The study looks into geothermal exploitation of a two-kilometre-long mine shaft, in which the temperature of the rocks 500m below the surface is around 30º C. This is typical of many of the mining areas in Asturias, although it could also be applied to other parts of the world. Water could be forced in through tubes at 7º C and return at 12º C, a big enough heat gain to be of benefit to towns located above the mines.
[ ]…Using geothermal energy also helps to reduce CO2 emissions, and is not dependent upon climatic conditions (unlike other renewable energies such as solar or wind power). Other advantages are that these facilities make use of a country’s own resources, do not require new developments on large sites, do not pollute the immediate environment, and are believed to be profitable over the long term.
The assertions made by two engineers from the University of Oviedo are thus far supported by part mathematical models and part experimental. While we wait for a full scale trial it doesn’t seem too unreasonable to think such a system might work, but in the U.S. and elsewhere some mines are already environmental hazards. The Oviedo researchers did specially point to recently abandoned mines, which one assumes did not pose any imminent environmental hazards while in operation. Environmental complications can include contamination of underground aquifers and surface spillage containing toxins like lead and mercury that drains into rivers and lakes. Then there is the infrastructure that would be tied to creating reliable extraction of the geothermal heat and years of subsequent maintenance. Once the obstacles are considered, geothermal energy from old mines could provide some financial and political incentive to do something with America’s 200,000 to 500,000 abandoned mines ( estimate via Earthworks, see report at bottom). Earthworks estimates the costs to do cap and clean up these old mines would take over $30 billion dollars.
A few short takes: And the Rand Played On – The Going Galt movement protests Obama with a collective shrug.
A Russian émigré who came to America hoping to work in Hollywood, Rand rejected communism but adopted its utopian, dominating aesthetic.
Nothing personal against Rand, I enjoyed The Fountainhead and Atlas Shrugged as a fantasy novels, but using them as a template for a society would be a dystopian nightmare.
She warned listeners of “enslavement to big central government” and the need to “be wary of accepting government largesse.”

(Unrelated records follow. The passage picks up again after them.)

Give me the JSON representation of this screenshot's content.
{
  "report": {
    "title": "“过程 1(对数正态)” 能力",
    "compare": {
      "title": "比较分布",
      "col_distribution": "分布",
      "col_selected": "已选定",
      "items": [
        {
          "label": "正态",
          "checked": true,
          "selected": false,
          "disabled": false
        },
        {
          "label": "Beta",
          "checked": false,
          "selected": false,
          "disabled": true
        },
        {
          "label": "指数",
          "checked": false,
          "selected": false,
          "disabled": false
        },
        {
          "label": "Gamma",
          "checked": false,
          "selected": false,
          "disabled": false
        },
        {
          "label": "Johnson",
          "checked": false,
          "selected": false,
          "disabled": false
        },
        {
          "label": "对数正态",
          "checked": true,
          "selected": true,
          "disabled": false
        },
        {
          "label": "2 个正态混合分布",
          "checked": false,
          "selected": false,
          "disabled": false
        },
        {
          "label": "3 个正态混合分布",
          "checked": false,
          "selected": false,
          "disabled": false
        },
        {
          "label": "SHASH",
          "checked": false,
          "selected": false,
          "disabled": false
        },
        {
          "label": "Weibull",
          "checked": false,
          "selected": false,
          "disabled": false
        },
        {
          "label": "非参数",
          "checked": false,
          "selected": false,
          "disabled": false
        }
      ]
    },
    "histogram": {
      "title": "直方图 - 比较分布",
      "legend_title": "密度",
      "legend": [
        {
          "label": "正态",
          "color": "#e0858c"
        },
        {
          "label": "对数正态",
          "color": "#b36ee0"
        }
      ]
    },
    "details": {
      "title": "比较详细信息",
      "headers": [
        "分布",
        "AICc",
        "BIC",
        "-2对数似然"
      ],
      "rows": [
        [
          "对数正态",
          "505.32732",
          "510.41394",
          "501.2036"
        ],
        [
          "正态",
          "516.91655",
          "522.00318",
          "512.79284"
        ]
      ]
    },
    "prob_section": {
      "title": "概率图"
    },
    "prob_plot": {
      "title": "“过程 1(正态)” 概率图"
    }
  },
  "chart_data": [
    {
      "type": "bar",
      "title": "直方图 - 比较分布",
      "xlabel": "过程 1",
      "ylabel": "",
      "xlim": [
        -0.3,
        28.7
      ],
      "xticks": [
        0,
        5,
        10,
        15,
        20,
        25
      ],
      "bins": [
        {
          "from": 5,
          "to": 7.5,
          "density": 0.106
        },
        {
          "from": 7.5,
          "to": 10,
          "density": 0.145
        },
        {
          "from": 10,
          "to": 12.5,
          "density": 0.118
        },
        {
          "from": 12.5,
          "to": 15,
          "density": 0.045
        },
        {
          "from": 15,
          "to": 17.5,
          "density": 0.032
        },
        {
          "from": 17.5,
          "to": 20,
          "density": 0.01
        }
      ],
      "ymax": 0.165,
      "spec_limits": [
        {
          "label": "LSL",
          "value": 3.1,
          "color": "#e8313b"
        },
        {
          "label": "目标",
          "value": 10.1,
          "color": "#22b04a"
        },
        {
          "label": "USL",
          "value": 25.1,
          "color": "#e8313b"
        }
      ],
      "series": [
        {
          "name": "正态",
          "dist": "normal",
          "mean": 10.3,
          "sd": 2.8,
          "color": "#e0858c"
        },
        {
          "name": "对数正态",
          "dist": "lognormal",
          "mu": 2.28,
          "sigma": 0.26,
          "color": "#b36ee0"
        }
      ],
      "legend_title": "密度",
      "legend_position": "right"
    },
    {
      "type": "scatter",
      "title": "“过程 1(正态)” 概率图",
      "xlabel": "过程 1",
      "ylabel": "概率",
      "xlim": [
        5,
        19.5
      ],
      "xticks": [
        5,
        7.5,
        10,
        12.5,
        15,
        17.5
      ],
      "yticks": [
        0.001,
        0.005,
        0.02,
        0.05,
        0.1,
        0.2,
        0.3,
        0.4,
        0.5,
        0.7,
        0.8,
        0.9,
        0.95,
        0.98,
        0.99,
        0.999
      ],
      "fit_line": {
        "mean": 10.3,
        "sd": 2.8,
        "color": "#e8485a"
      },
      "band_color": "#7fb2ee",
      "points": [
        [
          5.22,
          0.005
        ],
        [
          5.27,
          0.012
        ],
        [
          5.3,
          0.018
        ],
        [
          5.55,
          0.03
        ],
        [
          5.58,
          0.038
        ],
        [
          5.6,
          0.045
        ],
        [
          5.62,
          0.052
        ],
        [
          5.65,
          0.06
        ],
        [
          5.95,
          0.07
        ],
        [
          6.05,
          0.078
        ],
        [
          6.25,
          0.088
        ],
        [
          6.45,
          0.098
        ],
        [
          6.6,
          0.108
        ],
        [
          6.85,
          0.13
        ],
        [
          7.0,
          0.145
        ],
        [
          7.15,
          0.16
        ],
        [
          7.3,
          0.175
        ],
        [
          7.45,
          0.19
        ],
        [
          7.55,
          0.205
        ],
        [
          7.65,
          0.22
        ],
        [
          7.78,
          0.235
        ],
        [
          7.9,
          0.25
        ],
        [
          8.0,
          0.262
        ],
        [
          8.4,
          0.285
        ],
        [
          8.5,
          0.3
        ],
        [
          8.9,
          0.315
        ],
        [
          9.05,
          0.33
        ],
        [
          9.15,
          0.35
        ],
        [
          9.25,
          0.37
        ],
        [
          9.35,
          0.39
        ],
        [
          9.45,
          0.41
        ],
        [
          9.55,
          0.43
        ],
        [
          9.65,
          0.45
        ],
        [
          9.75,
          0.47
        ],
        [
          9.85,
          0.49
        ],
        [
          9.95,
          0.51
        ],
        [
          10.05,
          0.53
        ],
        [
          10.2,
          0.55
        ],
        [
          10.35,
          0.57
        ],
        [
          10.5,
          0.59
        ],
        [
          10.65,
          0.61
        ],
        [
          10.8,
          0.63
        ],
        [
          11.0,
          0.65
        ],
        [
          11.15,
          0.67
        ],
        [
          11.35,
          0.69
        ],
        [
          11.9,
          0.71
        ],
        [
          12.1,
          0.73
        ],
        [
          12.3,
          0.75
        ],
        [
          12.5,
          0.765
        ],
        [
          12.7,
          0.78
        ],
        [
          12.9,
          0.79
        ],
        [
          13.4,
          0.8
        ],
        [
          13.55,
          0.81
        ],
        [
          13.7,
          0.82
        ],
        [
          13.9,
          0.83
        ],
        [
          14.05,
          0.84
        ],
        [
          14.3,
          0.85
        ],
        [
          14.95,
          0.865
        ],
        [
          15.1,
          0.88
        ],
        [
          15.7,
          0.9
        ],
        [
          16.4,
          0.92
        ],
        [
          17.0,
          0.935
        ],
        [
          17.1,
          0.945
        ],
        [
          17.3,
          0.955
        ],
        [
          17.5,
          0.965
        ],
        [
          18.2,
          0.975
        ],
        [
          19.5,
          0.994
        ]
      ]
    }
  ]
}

[ ]…The data for Sarah Palin’s Alaska is particularly telling. Back in the early 1980’s, Alaska was a net contributor of tax revenue to the federal government in Washington, DC. But in recent years, the state has been the beneficiary of a massive geographic transfer of wealth from the Lower 48. By 2005, Alaska ranked third in feeding at the federal trough, taking in $1.84 from Washington for each dollar sent there. That performance puts Sarah Palin between fellow stimulus refuseniks Haley Barbour of Mississippi ($2.02 payback on each dollar) and Bobby Jindal of Louisiana ($1.78) atop the charts.
I wish that people that live an unhealthy part of their intellectual lives in Lalaland would stop telling other people to stop making things up. Palin is not going to stop seeing herself as the beleaguered martyr anytime soon, which goes hand in hand with her apparent inability to accept the guilt of her hate mongering.
Though it received very little press attention, it is not hyperbole to observe that this October 23 Memo was one of the most significant events in American politics in the last several decades, because it explicitly declared the U.S. Constitution — the Bill of Rights — inoperative inside the U.S., as applied to U.S. citizens. Just read what it said in arguing that neither the Fourth Amendment — nor even the First Amendment — can constrain what the President can do when overseeing “domestic military operations” (I wrote about that Memo when it was released last March and excerpted the most revealing and tyrannical portions: here).